Some fertility doctors are trying to figure out the fairest method possible to spend $50 million worth of provincial government funding set aside for in-vitro fertilizations (IVF).
- Ontario offering 50 public fertility treatment clinics
- Some fertility doctors will use lottery to prioritize patients
- Ontario increasing IVF funding by $50M a year
"Our biggest concern is just the number of people who might want to access treatment," Dr. Tom Hannam, founder of the Hannam Fertility Centre, told CBC Radio's Metro Morning on Monday. "You can put rules in place but they are inevitably somewhat arbitrary."
In October, the Ontario government announced it was setting aside $50 million for IVF treatments. On Monday, the province said it was offering the fertility treatments at 50 publicly-funded clinics.
'It's very generous, which is why we suspect it's going to be very popular, as well.' - Dr. Tom Hannam, fertility centre founder

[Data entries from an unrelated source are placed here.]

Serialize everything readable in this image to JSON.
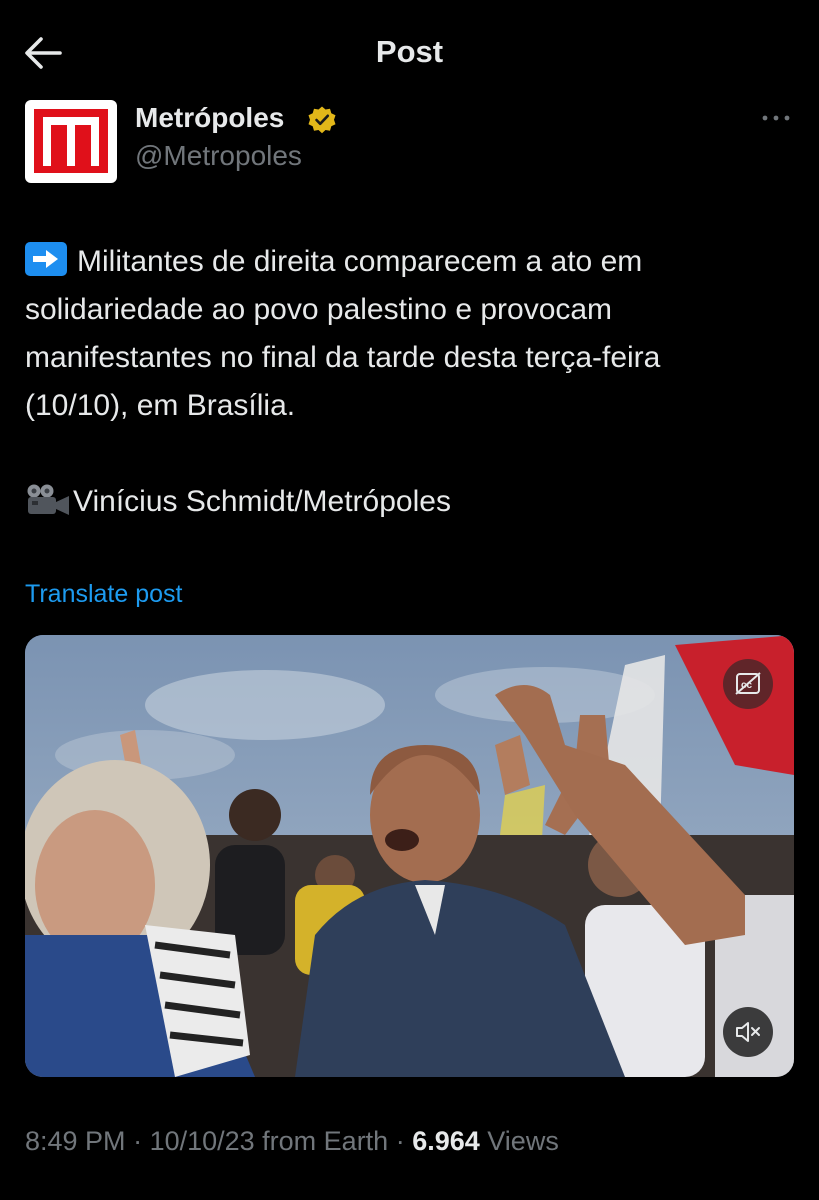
{
  "header": {
    "title": "Post"
  },
  "author": {
    "name": "Metrópoles",
    "handle": "@Metropoles",
    "verified": true
  },
  "post": {
    "lines": [
      "Militantes de direita comparecem a ato em",
      "solidariedade ao povo palestino e provocam",
      "manifestantes no final da tarde desta terça-feira",
      "(10/10), em Brasília."
    ],
    "credit": "Vinícius Schmidt/Metrópoles",
    "translate_label": "Translate post"
  },
  "meta": {
    "time": "8:49 PM",
    "sep1": " · ",
    "date": "10/10/23 from Earth",
    "sep2": " · ",
    "views_count": "6.964",
    "views_label": " Views"
  },
  "icons": [
    "back-arrow-icon",
    "verified-badge-icon",
    "more-icon",
    "right-arrow-emoji-icon",
    "movie-camera-emoji-icon",
    "captions-off-icon",
    "mute-icon"
  ],
  "colors": {
    "background": "#000000",
    "text": "#e7e9ea",
    "muted": "#71767b",
    "link": "#1d9bf0",
    "verified": "#e2b719",
    "brand_red": "#e0101a"
  }
}
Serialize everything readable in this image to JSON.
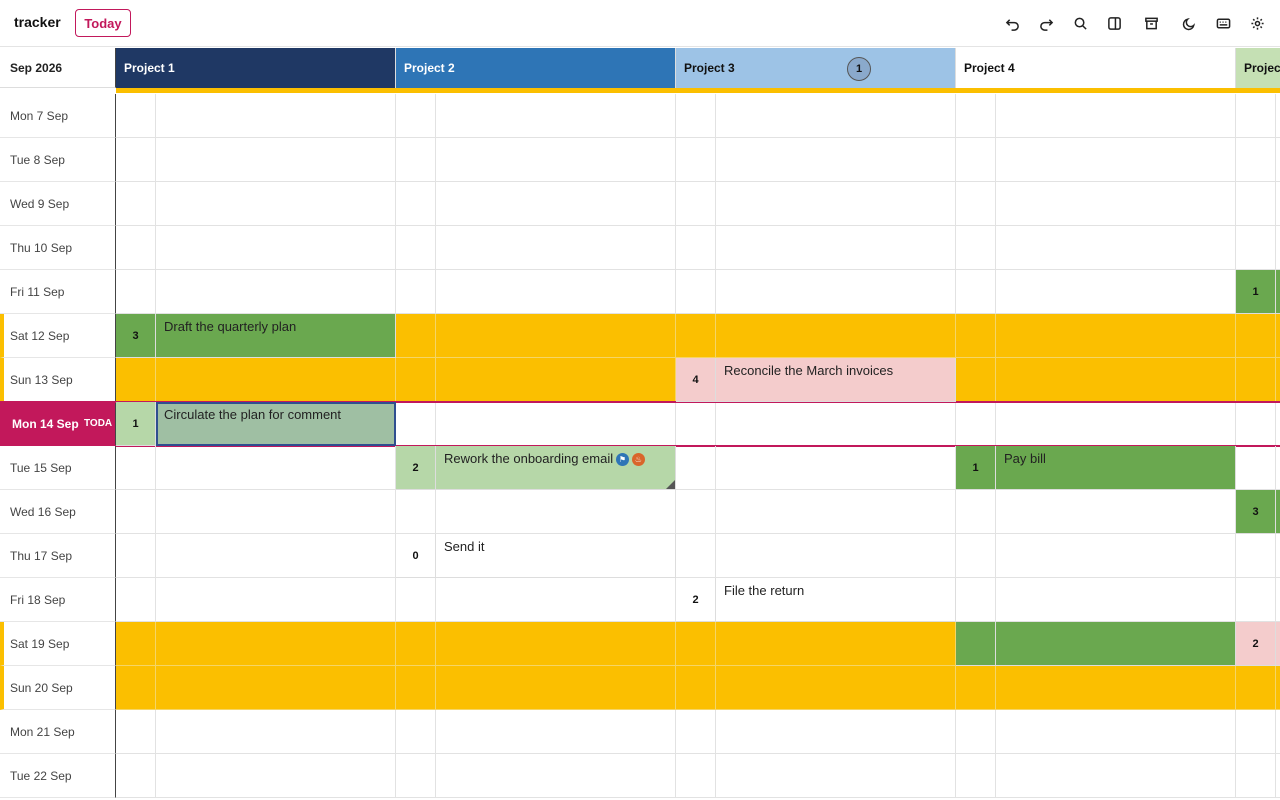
{
  "app": {
    "title": "tracker",
    "today_label": "Today"
  },
  "toolbar": {
    "icons": [
      "undo-icon",
      "redo-icon",
      "search-icon",
      "sidebar-toggle-icon",
      "archive-icon",
      "dark-mode-icon",
      "keyboard-icon",
      "settings-icon"
    ]
  },
  "grid": {
    "month": "Sep 2026",
    "projects": [
      {
        "name": "Project 1",
        "color": "#1f3864",
        "text_color": "#ffffff"
      },
      {
        "name": "Project 2",
        "color": "#2e75b6",
        "text_color": "#ffffff"
      },
      {
        "name": "Project 3",
        "color": "#9dc3e6",
        "text_color": "#111111",
        "badge": "1"
      },
      {
        "name": "Project 4",
        "color": "#ffffff",
        "text_color": "#111111"
      },
      {
        "name": "Projec",
        "color": "#c5e0b4",
        "text_color": "#111111"
      }
    ],
    "days": [
      {
        "label": "Mon 7 Sep",
        "weekend": false
      },
      {
        "label": "Tue 8 Sep",
        "weekend": false
      },
      {
        "label": "Wed 9 Sep",
        "weekend": false
      },
      {
        "label": "Thu 10 Sep",
        "weekend": false
      },
      {
        "label": "Fri 11 Sep",
        "weekend": false
      },
      {
        "label": "Sat 12 Sep",
        "weekend": true
      },
      {
        "label": "Sun 13 Sep",
        "weekend": true
      },
      {
        "label": "Mon 14 Sep",
        "weekend": false,
        "today": true,
        "tag": "TODA"
      },
      {
        "label": "Tue 15 Sep",
        "weekend": false
      },
      {
        "label": "Wed 16 Sep",
        "weekend": false
      },
      {
        "label": "Thu 17 Sep",
        "weekend": false
      },
      {
        "label": "Fri 18 Sep",
        "weekend": false
      },
      {
        "label": "Sat 19 Sep",
        "weekend": true
      },
      {
        "label": "Sun 20 Sep",
        "weekend": true
      },
      {
        "label": "Mon 21 Sep",
        "weekend": false
      },
      {
        "label": "Tue 22 Sep",
        "weekend": false
      }
    ],
    "tasks": [
      {
        "project": 0,
        "day": 5,
        "num": "3",
        "text": "Draft the quarterly plan",
        "bg": "#6aa84f",
        "num_bg": "#6aa84f"
      },
      {
        "project": 2,
        "day": 6,
        "num": "4",
        "text": "Reconcile the March invoices",
        "bg": "#f4cccc",
        "num_bg": "#f4cccc"
      },
      {
        "project": 0,
        "day": 7,
        "num": "1",
        "text": "Circulate the plan for comment",
        "bg": "#9fbfa3",
        "num_bg": "#b6d7a8",
        "selected": true
      },
      {
        "project": 1,
        "day": 8,
        "num": "2",
        "text": "Rework the onboarding email",
        "bg": "#b6d7a8",
        "num_bg": "#b6d7a8",
        "icons": [
          "flag-icon",
          "fire-icon"
        ],
        "corner": true
      },
      {
        "project": 3,
        "day": 8,
        "num": "1",
        "text": "Pay bill",
        "bg": "#6aa84f",
        "num_bg": "#6aa84f"
      },
      {
        "project": 1,
        "day": 10,
        "num": "0",
        "text": "Send it",
        "bg": "#ffffff",
        "num_bg": "#ffffff"
      },
      {
        "project": 2,
        "day": 11,
        "num": "2",
        "text": "File the return",
        "bg": "#ffffff",
        "num_bg": "#ffffff"
      },
      {
        "project": 3,
        "day": 12,
        "num": "",
        "text": "",
        "bg": "#6aa84f",
        "num_bg": "#6aa84f"
      },
      {
        "project": 4,
        "day": 4,
        "num": "1",
        "text": "",
        "bg": "#6aa84f",
        "num_bg": "#6aa84f"
      },
      {
        "project": 4,
        "day": 9,
        "num": "3",
        "text": "",
        "bg": "#6aa84f",
        "num_bg": "#6aa84f"
      },
      {
        "project": 4,
        "day": 12,
        "num": "2",
        "text": "",
        "bg": "#f4cccc",
        "num_bg": "#f4cccc"
      }
    ]
  }
}
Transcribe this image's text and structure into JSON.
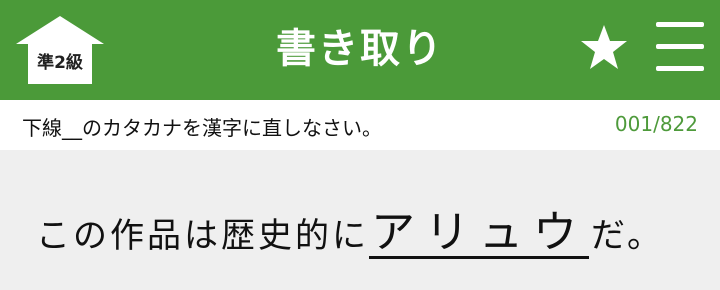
{
  "header": {
    "home_label": "準2級",
    "title": "書き取り",
    "icons": {
      "home": "home-icon",
      "star": "star-icon",
      "menu": "menu-icon"
    },
    "colors": {
      "accent": "#4b9a39",
      "counter": "#4e9a3b"
    }
  },
  "instruction": {
    "text": "下線__のカタカナを漢字に直しなさい。",
    "counter": "001/822"
  },
  "question": {
    "before": "この作品は歴史的に",
    "target": "アリュウ",
    "after": "だ。"
  }
}
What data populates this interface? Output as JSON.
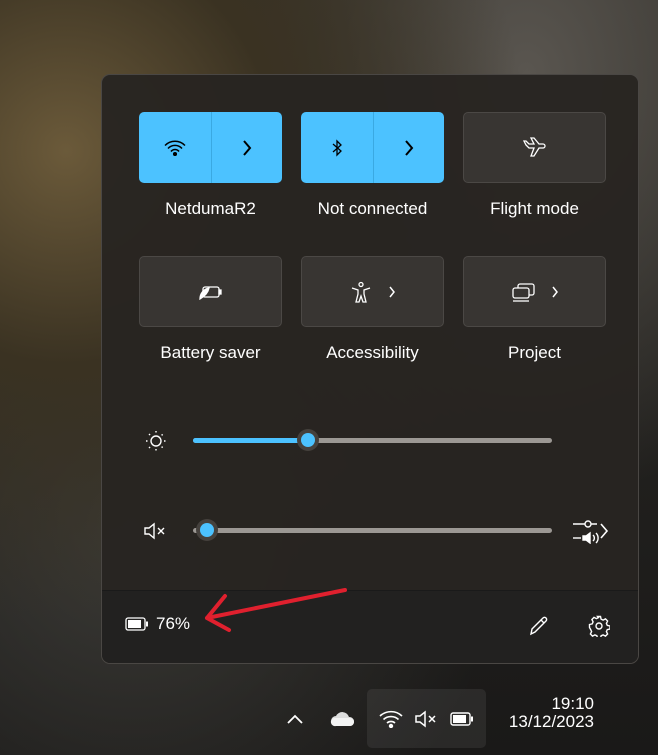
{
  "quick_settings": {
    "tiles": [
      {
        "label": "NetdumaR2",
        "icon": "wifi-icon",
        "active": true,
        "has_chevron": true
      },
      {
        "label": "Not connected",
        "icon": "bluetooth-icon",
        "active": true,
        "has_chevron": true
      },
      {
        "label": "Flight mode",
        "icon": "airplane-icon",
        "active": false
      },
      {
        "label": "Battery saver",
        "icon": "battery-saver-icon",
        "active": false
      },
      {
        "label": "Accessibility",
        "icon": "accessibility-icon",
        "active": false,
        "has_chevron": true
      },
      {
        "label": "Project",
        "icon": "project-icon",
        "active": false,
        "has_chevron": true
      }
    ],
    "brightness": {
      "icon": "brightness-icon",
      "percent": 32
    },
    "volume": {
      "icon": "volume-muted-icon",
      "percent": 0,
      "muted": true
    },
    "footer": {
      "battery_percent": "76%",
      "edit_icon": "pencil-icon",
      "settings_icon": "gear-icon"
    }
  },
  "taskbar": {
    "time": "19:10",
    "date": "13/12/2023"
  },
  "colors": {
    "accent": "#4cc2ff",
    "annotation_arrow": "#e0202e"
  }
}
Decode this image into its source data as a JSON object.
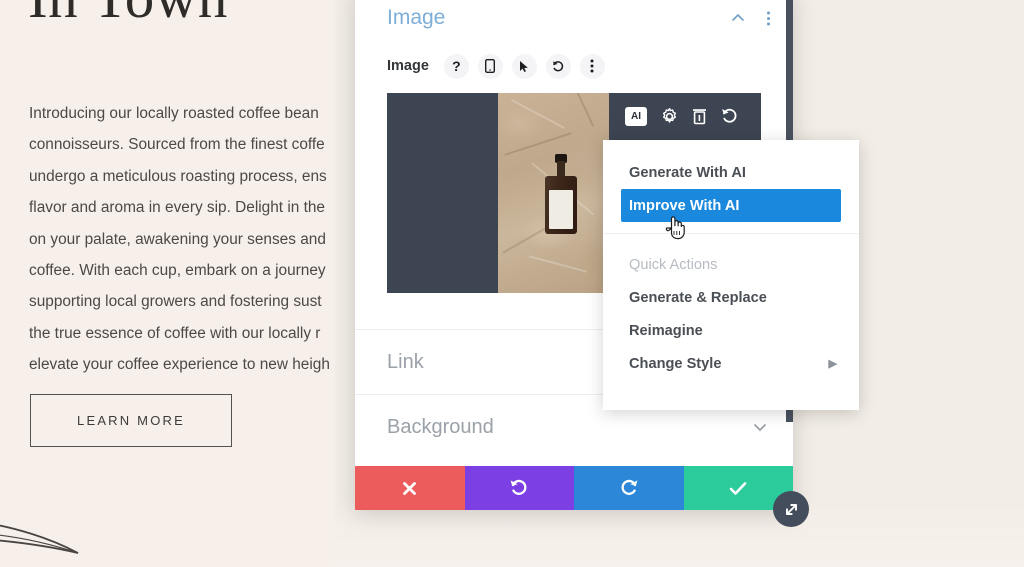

The decisions about how to allocate the funds are being left to doctors in clinics who must decide which families receive the government-sponsored assistance.
The province is estimating one in six Ontario couples are affected by infertility. With these funds coming on top of $20 million already available as part of the Ontario Health Insurance Plan (OHIP), more and more people are expected to request the treatment.
"It's very generous, which is why we suspect it's going to be very popular, as well," Hannam said.
Only one rule must be followed: no woman 43 years of age or older is allowed to participate in the program.
The $50 million figure was decided upon based on the number of people who have sought help privately each year. Typically, this amount should be able to aid with roughly 5,000 cycles, the doctor said, adding clinics have been advised to use their "best clinical judgment" when making calls on who gets treatment.
Taunya Johnston, a fertility advocate and mother in Cambridge, Ont., also spoke to Metro Morning on Monday and said her family has spent about $30,000 on fertility treatment.
At her clinic, publicly funded IVFs were being distributed "based on medical needs" with doctors looking for the "ideal time for the patient to receive the treatment."
But not all clinics are handing out these treatments the same way because Hannam said there are more people who want the care than we have space for.
"If there were five times more people than we could accommodate, that would be a five-year wait list," the doctor explained.
A lottery is being chosen by some doctors, a system the Hannam called "brutal" yet "objectively fair." At his clinic, staff have said no to the lottery system and to first come, first serve.
"With fertility, we should be taking the people who are most likely to succeed," Hannam said. "Triage is routinely reserved for people where things would be the most successful."
Several eggs and embryos can be made available during just one treatment cycle, if successful.
In Quebec, a similar program that was meant to save money for the province ended up becoming "impossibly expensive," Hannam noted. That's brought cost concerns to the table in Ontario, a province already saddled with mounting debt.
"It's not going to be an endless cost, it's not going to spiral out of control, it's going to be exactly what it is every year," the doctor insisted.
Johnston was eventually successful after a "long road" and "lots of obstacles." She gave birth to a baby girl named Cecelia and told CBC News the process was time-consuming. With the new government program, she's been selected to have another child, except this one won't cost her tens of thousands of dollars because it is funded by the province.
"It was an unexpected gift and we're filled with gratitude," the mother said of the new initiative, admitting "there could be growing pains."
But overall, Johnston sees the program as a good thing for the people of the Ontario.
"If we look at it from where we are today, 5,000 families are eligible for funding. Three months ago, none of those families were eligible."